◆ Exercise data:
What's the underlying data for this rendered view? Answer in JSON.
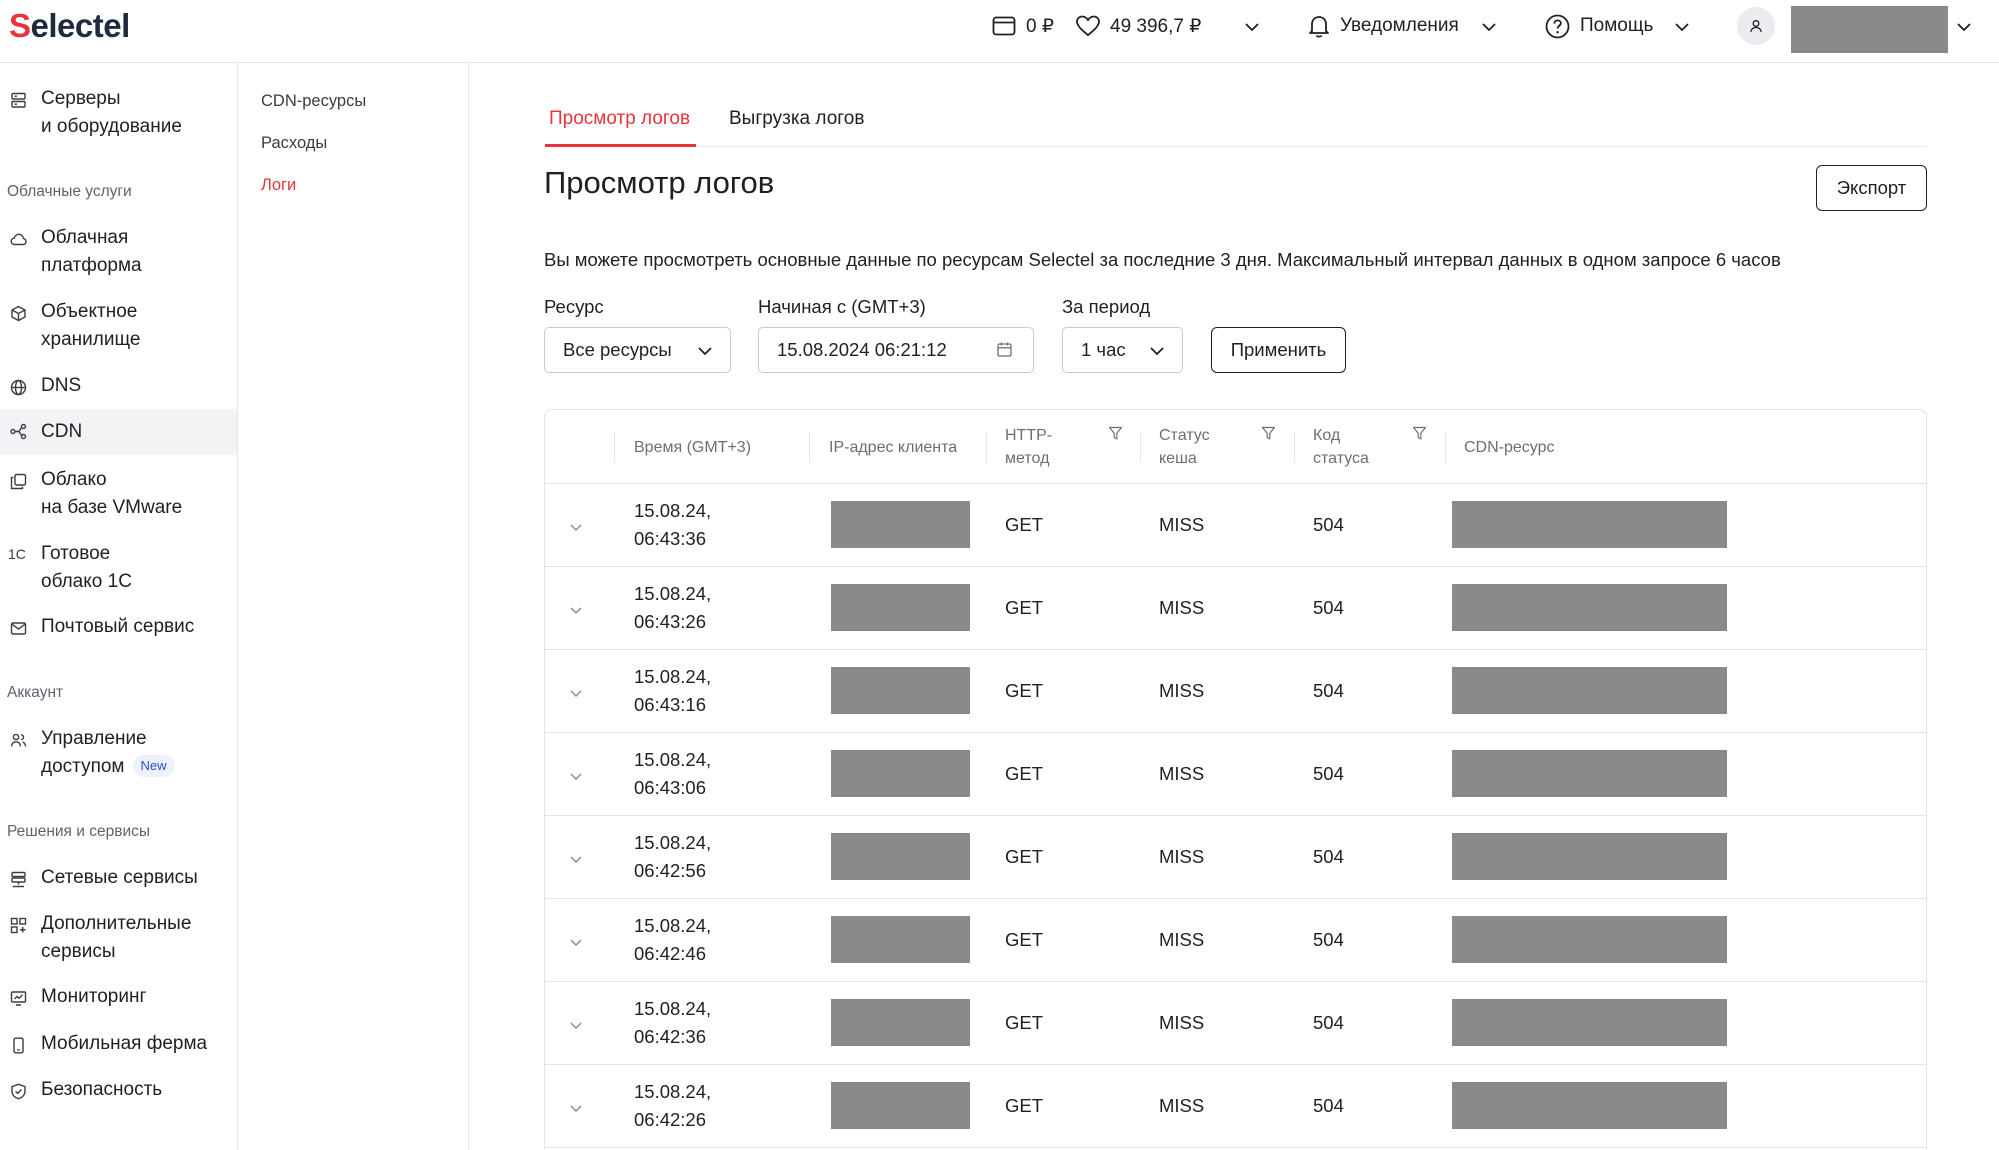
{
  "header": {
    "logo": "Selectel",
    "balance_main": "0 ₽",
    "balance_bonus": "49 396,7 ₽",
    "notifications_label": "Уведомления",
    "help_label": "Помощь"
  },
  "sidebar": {
    "items": [
      {
        "label": "Серверы\nи оборудование",
        "icon": "server-icon"
      },
      {
        "section": "Облачные услуги"
      },
      {
        "label": "Облачная\nплатформа",
        "icon": "cloud-icon"
      },
      {
        "label": "Объектное\nхранилище",
        "icon": "cube-icon"
      },
      {
        "label": "DNS",
        "icon": "globe-icon"
      },
      {
        "label": "CDN",
        "icon": "cdn-icon",
        "active": true
      },
      {
        "label": "Облако\nна базе VMware",
        "icon": "vmware-icon"
      },
      {
        "label": "Готовое\nоблако 1С",
        "icon": "1c-icon"
      },
      {
        "label": "Почтовый сервис",
        "icon": "mail-icon"
      },
      {
        "section": "Аккаунт"
      },
      {
        "label": "Управление\nдоступом",
        "icon": "users-icon",
        "badge": "New"
      },
      {
        "section": "Решения и сервисы"
      },
      {
        "label": "Сетевые сервисы",
        "icon": "network-icon"
      },
      {
        "label": "Дополнительные\nсервисы",
        "icon": "grid-plus-icon"
      },
      {
        "label": "Мониторинг",
        "icon": "monitor-icon"
      },
      {
        "label": "Мобильная ферма",
        "icon": "phone-icon"
      },
      {
        "label": "Безопасность",
        "icon": "shield-icon"
      }
    ],
    "sections": {
      "cloud": "Облачные услуги",
      "account": "Аккаунт",
      "solutions": "Решения и сервисы"
    },
    "labels": {
      "servers": "Серверы\nи оборудование",
      "cloud_platform": "Облачная\nплатформа",
      "object_storage": "Объектное\nхранилище",
      "dns": "DNS",
      "cdn": "CDN",
      "vmware": "Облако\nна базе VMware",
      "cloud_1c": "Готовое\nоблако 1С",
      "mail": "Почтовый сервис",
      "access": "Управление\nдоступом",
      "access_badge": "New",
      "network": "Сетевые сервисы",
      "additional": "Дополнительные\nсервисы",
      "monitoring": "Мониторинг",
      "mobile_farm": "Мобильная ферма",
      "security": "Безопасность"
    },
    "icon_1c": "1С"
  },
  "subnav": {
    "cdn_resources": "CDN-ресурсы",
    "expenses": "Расходы",
    "logs": "Логи"
  },
  "tabs": {
    "view_logs": "Просмотр логов",
    "export_logs": "Выгрузка логов"
  },
  "page": {
    "title": "Просмотр логов",
    "export_button": "Экспорт",
    "description": "Вы можете просмотреть основные данные по ресурсам Selectel за последние 3 дня. Максимальный интервал данных в одном запросе 6 часов"
  },
  "filters": {
    "resource_label": "Ресурс",
    "resource_value": "Все ресурсы",
    "start_label": "Начиная с (GMT+3)",
    "start_value": "15.08.2024 06:21:12",
    "period_label": "За период",
    "period_value": "1 час",
    "apply_button": "Применить"
  },
  "table": {
    "columns": {
      "time": "Время (GMT+3)",
      "ip": "IP-адрес клиента",
      "method": "HTTP-\nметод",
      "cache": "Статус\nкеша",
      "code": "Код\nстатуса",
      "resource": "CDN-ресурс"
    },
    "rows": [
      {
        "time": "15.08.24,\n06:43:36",
        "method": "GET",
        "cache": "MISS",
        "code": "504"
      },
      {
        "time": "15.08.24,\n06:43:26",
        "method": "GET",
        "cache": "MISS",
        "code": "504"
      },
      {
        "time": "15.08.24,\n06:43:16",
        "method": "GET",
        "cache": "MISS",
        "code": "504"
      },
      {
        "time": "15.08.24,\n06:43:06",
        "method": "GET",
        "cache": "MISS",
        "code": "504"
      },
      {
        "time": "15.08.24,\n06:42:56",
        "method": "GET",
        "cache": "MISS",
        "code": "504"
      },
      {
        "time": "15.08.24,\n06:42:46",
        "method": "GET",
        "cache": "MISS",
        "code": "504"
      },
      {
        "time": "15.08.24,\n06:42:36",
        "method": "GET",
        "cache": "MISS",
        "code": "504"
      },
      {
        "time": "15.08.24,\n06:42:26",
        "method": "GET",
        "cache": "MISS",
        "code": "504"
      }
    ]
  },
  "colors": {
    "brand_red": "#e8343c",
    "redacted_gray": "#8a8a8a"
  }
}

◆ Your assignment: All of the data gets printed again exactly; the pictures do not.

◆ Reply to the task:
What's the underlying data for this rendered view? Answer in JSON.
{
  "header": {
    "logo": "Selectel",
    "balance_main": "0 ₽",
    "balance_bonus": "49 396,7 ₽",
    "notifications_label": "Уведомления",
    "help_label": "Помощь"
  },
  "sidebar": {
    "items": [
      {
        "label": "Серверы\nи оборудование",
        "icon": "server-icon"
      },
      {
        "section": "Облачные услуги"
      },
      {
        "label": "Облачная\nплатформа",
        "icon": "cloud-icon"
      },
      {
        "label": "Объектное\nхранилище",
        "icon": "cube-icon"
      },
      {
        "label": "DNS",
        "icon": "globe-icon"
      },
      {
        "label": "CDN",
        "icon": "cdn-icon",
        "active": true
      },
      {
        "label": "Облако\nна базе VMware",
        "icon": "vmware-icon"
      },
      {
        "label": "Готовое\nоблако 1С",
        "icon": "1c-icon"
      },
      {
        "label": "Почтовый сервис",
        "icon": "mail-icon"
      },
      {
        "section": "Аккаунт"
      },
      {
        "label": "Управление\nдоступом",
        "icon": "users-icon",
        "badge": "New"
      },
      {
        "section": "Решения и сервисы"
      },
      {
        "label": "Сетевые сервисы",
        "icon": "network-icon"
      },
      {
        "label": "Дополнительные\nсервисы",
        "icon": "grid-plus-icon"
      },
      {
        "label": "Мониторинг",
        "icon": "monitor-icon"
      },
      {
        "label": "Мобильная ферма",
        "icon": "phone-icon"
      },
      {
        "label": "Безопасность",
        "icon": "shield-icon"
      }
    ],
    "sections": {
      "cloud": "Облачные услуги",
      "account": "Аккаунт",
      "solutions": "Решения и сервисы"
    },
    "labels": {
      "servers": "Серверы\nи оборудование",
      "cloud_platform": "Облачная\nплатформа",
      "object_storage": "Объектное\nхранилище",
      "dns": "DNS",
      "cdn": "CDN",
      "vmware": "Облако\nна базе VMware",
      "cloud_1c": "Готовое\nоблако 1С",
      "mail": "Почтовый сервис",
      "access": "Управление\nдоступом",
      "access_badge": "New",
      "network": "Сетевые сервисы",
      "additional": "Дополнительные\nсервисы",
      "monitoring": "Мониторинг",
      "mobile_farm": "Мобильная ферма",
      "security": "Безопасность"
    },
    "icon_1c": "1С"
  },
  "subnav": {
    "cdn_resources": "CDN-ресурсы",
    "expenses": "Расходы",
    "logs": "Логи"
  },
  "tabs": {
    "view_logs": "Просмотр логов",
    "export_logs": "Выгрузка логов"
  },
  "page": {
    "title": "Просмотр логов",
    "export_button": "Экспорт",
    "description": "Вы можете просмотреть основные данные по ресурсам Selectel за последние 3 дня. Максимальный интервал данных в одном запросе 6 часов"
  },
  "filters": {
    "resource_label": "Ресурс",
    "resource_value": "Все ресурсы",
    "start_label": "Начиная с (GMT+3)",
    "start_value": "15.08.2024 06:21:12",
    "period_label": "За период",
    "period_value": "1 час",
    "apply_button": "Применить"
  },
  "table": {
    "columns": {
      "time": "Время (GMT+3)",
      "ip": "IP-адрес клиента",
      "method": "HTTP-\nметод",
      "cache": "Статус\nкеша",
      "code": "Код\nстатуса",
      "resource": "CDN-ресурс"
    },
    "rows": [
      {
        "time": "15.08.24,\n06:43:36",
        "method": "GET",
        "cache": "MISS",
        "code": "504"
      },
      {
        "time": "15.08.24,\n06:43:26",
        "method": "GET",
        "cache": "MISS",
        "code": "504"
      },
      {
        "time": "15.08.24,\n06:43:16",
        "method": "GET",
        "cache": "MISS",
        "code": "504"
      },
      {
        "time": "15.08.24,\n06:43:06",
        "method": "GET",
        "cache": "MISS",
        "code": "504"
      },
      {
        "time": "15.08.24,\n06:42:56",
        "method": "GET",
        "cache": "MISS",
        "code": "504"
      },
      {
        "time": "15.08.24,\n06:42:46",
        "method": "GET",
        "cache": "MISS",
        "code": "504"
      },
      {
        "time": "15.08.24,\n06:42:36",
        "method": "GET",
        "cache": "MISS",
        "code": "504"
      },
      {
        "time": "15.08.24,\n06:42:26",
        "method": "GET",
        "cache": "MISS",
        "code": "504"
      }
    ]
  },
  "colors": {
    "brand_red": "#e8343c",
    "redacted_gray": "#8a8a8a"
  }
}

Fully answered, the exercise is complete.